[Your objective] Where a line in the records below includes "XAUUSD", pull that line out.

<<<<

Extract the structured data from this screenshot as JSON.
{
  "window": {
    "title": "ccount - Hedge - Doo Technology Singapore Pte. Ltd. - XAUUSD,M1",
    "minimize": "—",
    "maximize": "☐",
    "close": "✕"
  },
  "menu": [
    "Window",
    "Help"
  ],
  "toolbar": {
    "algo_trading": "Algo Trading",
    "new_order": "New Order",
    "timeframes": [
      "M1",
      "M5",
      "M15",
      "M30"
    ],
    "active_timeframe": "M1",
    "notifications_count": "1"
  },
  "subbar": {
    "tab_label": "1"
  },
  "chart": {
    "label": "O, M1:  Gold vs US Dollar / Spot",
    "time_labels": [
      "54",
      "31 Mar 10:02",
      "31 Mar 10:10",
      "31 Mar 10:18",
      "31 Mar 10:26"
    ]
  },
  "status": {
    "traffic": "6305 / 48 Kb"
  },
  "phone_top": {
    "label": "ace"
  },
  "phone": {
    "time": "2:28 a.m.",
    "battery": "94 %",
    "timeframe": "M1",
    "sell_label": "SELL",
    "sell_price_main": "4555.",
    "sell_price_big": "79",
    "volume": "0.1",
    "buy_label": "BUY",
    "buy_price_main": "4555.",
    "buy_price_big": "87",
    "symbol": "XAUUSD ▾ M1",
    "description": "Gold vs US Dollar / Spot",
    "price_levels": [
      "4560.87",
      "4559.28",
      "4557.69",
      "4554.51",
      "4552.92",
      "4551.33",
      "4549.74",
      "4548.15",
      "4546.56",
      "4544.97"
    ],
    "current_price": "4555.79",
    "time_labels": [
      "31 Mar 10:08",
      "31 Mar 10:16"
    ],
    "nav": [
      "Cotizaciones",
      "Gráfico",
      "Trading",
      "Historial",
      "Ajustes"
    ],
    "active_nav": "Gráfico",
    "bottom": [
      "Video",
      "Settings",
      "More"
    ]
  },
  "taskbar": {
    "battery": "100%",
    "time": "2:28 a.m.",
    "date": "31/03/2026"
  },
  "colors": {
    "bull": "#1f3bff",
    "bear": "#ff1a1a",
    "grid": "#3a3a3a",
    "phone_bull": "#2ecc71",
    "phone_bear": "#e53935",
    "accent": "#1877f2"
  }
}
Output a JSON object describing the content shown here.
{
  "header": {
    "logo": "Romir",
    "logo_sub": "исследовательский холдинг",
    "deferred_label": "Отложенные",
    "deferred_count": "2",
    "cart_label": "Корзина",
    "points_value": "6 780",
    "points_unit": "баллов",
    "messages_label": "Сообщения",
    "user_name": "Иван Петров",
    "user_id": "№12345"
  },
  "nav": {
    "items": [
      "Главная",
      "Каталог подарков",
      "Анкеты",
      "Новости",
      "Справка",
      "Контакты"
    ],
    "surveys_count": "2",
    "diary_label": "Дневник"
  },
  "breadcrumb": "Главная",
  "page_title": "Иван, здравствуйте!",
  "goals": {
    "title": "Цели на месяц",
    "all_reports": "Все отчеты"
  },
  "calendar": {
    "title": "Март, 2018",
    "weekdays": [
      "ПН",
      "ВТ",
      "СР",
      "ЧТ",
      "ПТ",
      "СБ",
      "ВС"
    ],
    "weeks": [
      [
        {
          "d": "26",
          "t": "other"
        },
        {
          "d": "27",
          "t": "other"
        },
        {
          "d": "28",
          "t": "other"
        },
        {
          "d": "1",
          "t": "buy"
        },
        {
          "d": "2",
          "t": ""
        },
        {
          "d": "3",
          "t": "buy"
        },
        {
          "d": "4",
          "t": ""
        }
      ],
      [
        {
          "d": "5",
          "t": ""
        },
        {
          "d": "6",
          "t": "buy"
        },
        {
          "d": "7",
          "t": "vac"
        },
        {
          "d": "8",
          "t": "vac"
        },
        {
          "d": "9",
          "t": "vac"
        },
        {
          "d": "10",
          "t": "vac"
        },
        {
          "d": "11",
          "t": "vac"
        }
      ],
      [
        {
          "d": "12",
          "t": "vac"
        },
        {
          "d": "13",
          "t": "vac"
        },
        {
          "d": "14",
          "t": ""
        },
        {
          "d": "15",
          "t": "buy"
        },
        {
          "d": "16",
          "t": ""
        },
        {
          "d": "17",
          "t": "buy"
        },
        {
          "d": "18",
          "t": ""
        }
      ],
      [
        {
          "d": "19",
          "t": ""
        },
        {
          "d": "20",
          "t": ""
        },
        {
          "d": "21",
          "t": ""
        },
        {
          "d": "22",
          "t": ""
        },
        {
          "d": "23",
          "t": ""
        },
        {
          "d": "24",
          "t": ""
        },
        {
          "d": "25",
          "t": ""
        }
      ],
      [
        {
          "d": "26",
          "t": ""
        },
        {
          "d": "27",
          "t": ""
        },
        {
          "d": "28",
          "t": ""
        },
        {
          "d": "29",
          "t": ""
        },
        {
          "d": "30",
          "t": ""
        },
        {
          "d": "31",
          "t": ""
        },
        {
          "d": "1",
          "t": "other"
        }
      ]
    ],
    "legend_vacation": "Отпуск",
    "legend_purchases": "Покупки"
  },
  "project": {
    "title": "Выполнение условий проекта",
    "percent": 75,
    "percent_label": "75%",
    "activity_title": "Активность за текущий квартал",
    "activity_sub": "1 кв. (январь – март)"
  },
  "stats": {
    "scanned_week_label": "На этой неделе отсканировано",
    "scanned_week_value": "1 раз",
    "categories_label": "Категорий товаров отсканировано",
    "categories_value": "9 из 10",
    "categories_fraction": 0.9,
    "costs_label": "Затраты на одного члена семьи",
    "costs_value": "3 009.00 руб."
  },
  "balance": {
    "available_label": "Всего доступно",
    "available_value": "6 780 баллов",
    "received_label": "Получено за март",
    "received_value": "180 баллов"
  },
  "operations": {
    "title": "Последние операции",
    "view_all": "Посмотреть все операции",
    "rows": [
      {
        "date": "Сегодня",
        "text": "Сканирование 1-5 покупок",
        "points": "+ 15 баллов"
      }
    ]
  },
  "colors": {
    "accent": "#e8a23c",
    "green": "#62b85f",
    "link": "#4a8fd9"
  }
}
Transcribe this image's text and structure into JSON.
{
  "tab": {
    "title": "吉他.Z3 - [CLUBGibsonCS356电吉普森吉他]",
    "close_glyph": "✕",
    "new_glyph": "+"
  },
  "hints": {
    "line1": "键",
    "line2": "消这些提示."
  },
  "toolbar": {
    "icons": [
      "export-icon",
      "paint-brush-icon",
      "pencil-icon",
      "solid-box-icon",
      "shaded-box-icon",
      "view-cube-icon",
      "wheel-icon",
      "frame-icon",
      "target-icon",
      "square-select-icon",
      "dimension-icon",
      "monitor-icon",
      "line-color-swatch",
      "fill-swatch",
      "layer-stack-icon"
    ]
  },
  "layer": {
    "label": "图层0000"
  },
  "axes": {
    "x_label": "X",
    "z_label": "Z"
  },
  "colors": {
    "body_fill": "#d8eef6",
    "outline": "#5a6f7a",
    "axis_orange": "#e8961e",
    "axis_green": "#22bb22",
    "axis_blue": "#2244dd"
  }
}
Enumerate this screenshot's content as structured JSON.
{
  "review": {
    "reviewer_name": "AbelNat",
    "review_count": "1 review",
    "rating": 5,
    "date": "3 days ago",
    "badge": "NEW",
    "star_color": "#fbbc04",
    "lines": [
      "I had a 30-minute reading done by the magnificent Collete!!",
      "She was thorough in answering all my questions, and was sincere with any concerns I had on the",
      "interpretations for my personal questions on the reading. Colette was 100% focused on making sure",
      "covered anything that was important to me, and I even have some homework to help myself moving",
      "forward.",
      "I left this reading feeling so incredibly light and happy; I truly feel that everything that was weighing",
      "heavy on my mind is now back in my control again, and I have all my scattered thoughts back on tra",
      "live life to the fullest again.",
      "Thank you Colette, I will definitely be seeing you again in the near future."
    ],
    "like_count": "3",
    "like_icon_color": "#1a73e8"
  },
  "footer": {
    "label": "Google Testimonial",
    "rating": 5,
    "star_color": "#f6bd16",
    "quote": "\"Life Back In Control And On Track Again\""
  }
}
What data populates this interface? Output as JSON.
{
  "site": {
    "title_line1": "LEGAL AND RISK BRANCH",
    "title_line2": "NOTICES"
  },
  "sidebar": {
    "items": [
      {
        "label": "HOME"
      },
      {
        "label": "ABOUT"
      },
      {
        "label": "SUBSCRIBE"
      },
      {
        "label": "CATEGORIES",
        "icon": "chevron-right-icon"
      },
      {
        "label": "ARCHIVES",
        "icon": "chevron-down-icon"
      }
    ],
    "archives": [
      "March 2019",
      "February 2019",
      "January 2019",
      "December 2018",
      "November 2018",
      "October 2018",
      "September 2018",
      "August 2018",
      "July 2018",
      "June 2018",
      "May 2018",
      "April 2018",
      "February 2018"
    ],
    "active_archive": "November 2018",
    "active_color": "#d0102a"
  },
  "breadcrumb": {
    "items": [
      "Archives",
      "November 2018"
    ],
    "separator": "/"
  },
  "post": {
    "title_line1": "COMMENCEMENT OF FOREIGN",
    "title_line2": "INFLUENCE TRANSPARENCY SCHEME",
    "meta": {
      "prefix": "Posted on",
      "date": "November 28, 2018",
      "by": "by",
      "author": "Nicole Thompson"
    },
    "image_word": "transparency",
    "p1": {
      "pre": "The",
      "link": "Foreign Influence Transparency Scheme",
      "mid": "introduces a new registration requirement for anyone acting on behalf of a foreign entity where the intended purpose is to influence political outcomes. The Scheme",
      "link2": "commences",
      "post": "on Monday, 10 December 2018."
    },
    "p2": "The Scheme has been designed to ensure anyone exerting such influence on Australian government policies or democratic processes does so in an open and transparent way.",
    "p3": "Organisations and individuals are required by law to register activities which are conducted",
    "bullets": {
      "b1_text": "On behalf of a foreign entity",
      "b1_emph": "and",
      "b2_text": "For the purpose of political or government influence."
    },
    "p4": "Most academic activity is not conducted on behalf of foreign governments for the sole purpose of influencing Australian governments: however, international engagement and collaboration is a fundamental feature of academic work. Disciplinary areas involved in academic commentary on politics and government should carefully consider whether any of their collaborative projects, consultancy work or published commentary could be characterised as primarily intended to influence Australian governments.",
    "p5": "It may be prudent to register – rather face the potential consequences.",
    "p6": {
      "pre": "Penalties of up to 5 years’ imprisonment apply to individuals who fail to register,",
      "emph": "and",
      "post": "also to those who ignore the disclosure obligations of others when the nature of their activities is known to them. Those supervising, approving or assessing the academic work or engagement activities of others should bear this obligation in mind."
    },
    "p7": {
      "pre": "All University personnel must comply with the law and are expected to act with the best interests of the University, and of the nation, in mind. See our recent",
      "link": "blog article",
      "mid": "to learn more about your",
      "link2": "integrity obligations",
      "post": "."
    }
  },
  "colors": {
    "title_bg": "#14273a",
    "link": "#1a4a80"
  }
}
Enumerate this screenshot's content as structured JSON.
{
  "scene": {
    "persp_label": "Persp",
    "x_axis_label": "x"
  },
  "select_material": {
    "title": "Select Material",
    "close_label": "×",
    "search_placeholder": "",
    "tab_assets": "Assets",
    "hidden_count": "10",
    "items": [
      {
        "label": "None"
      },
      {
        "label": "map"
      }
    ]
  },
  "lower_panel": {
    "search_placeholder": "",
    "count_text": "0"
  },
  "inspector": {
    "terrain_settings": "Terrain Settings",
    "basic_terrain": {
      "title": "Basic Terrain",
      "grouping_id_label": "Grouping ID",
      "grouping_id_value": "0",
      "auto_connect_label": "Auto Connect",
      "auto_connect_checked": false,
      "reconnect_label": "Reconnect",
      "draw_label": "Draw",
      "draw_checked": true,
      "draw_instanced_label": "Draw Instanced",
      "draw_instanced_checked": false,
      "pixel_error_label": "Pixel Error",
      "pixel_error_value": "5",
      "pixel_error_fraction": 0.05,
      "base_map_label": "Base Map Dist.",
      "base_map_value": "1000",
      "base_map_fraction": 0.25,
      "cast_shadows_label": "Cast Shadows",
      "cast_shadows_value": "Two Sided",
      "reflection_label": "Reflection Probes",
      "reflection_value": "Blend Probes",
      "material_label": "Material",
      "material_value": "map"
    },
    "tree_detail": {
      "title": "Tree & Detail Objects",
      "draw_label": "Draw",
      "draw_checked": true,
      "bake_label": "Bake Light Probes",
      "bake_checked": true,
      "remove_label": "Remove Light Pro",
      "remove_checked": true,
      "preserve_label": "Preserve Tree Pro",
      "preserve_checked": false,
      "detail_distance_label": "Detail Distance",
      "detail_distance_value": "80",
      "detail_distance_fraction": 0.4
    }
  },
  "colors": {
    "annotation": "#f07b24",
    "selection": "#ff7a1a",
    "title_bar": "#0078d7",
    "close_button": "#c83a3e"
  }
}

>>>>

[Response area]
    "title": "ccount - Hedge - Doo Technology Singapore Pte. Ltd. - XAUUSD,M1",
    "symbol": "XAUUSD ▾ M1",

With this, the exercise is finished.